As France prepares to build its first ‘conventional’ offshore wind installations, due to come online from 2018, the country is also pressing ahead with floating wind energy technology. Four demonstration sites are being planned and the Renewable Energy Syndicate (SER) is calling on the French government to introduce financial support for pilot floating wind capacity as a matter of urgency.
"This step is a prerequisite for future investments in commercial farms consisting of several hundred machines," says SER.
The SEM-REV site is already fully permitted and ready to go. Located in the Atlantic, 20km off Le Croisic, it is owned and operated by Ecole Centrale Nantes (ECN), an engineering school, with support from France Energies Marines (FEM), a research institute established last year to promote marine energy projects.
The site has a grid connection capacity of 8MW and can accommodate up to four floating platforms mounted with turbines and/or wave and tidal generation devices. The first will be a Winflo prototype, consisting of a 1MW Vergnet turbine mounted on a platform by DCNS, developed in partnership with Nass&Wind Offshore. It is scheduled for installation in early 2014, for a 12-18 month test.
The SEM-REV site is relatively close to shore, where machines can be anchored easily and where weather conditions are not extreme. Just 1km² in size and with water depths of 35-40m, the SEM-REV site will not be able to accommodate platform designs requiring deeper depths, acknowledges Sébastien Ybert, manager of FEM's test sites.
A second, larger test site further west along the Brittany coast from Le Croisic is also under development by FEM and the Winflo team of Nass&Wind, DCNS and Vergnet. It will be split into two sections, each with a capacity of at least 6MW. The first section will feature individual machines, including a commercial-scale, multi-megawatt Winflo prototype. The second section is intended for a pilot "mini-wind farm" comprising four-to-six turbines.
Work is underway to select a precise location. Sea depths in the area under study are 60-70m, with much rougher conditions similar to those further out into the Atlantic. Regulatory consent is expected in 2014, with the site earmarked to begin operation by mid-2017.
A test site in the Mediterranean is also being developed by FEM, off Fos-sur-Mer. In this case, FEM is partnering with EDF Energies Nouvelles (EDF EN) and Nénuphar, two companies behind the Vertiwind vertical-axis turbine. The Mistral site will be used to test two versions of the 2MW Vertiwind turbine for 18 months, after which it will be available to test to other technology.
Lying about 5km offshore, in water 60-70m deep, the site will have a combined capacity of 6MW and, initially, two grid connections. A company to own and operate the Mistral site will be established, with regulatory consent expected early next year and operation beginning in late 2014 or early 2015.

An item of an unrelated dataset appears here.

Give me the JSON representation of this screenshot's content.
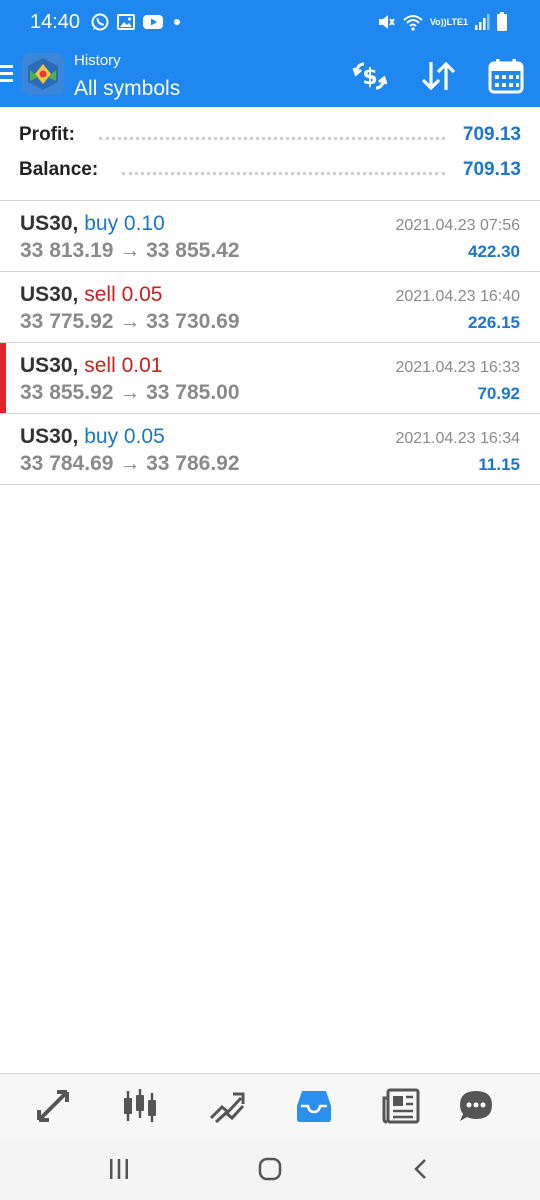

In parallel, EDF EN is seeking permission to develop another site further offshore in the Mediterranean. If the Mistral tests are successful, it will use this site for a pilot project of, perhaps, up to 13 Vertiwind turbines.
Meanwhile, Enertrag hopes to create a test site 6km off Veulettes-sur-Mer. Enertrag was originally selected to develop a 105MW project in this location in 2005, but ran into legal challenges. Consent has now been granted, and Enertrag is pursuing creation of a site along the lines of Germany's Alpha Ventus, where several companies can test their designs.
The company is in talks with potential industrial partners as well as with the government about increasing the tariff operators would receive for electricity produced at the site.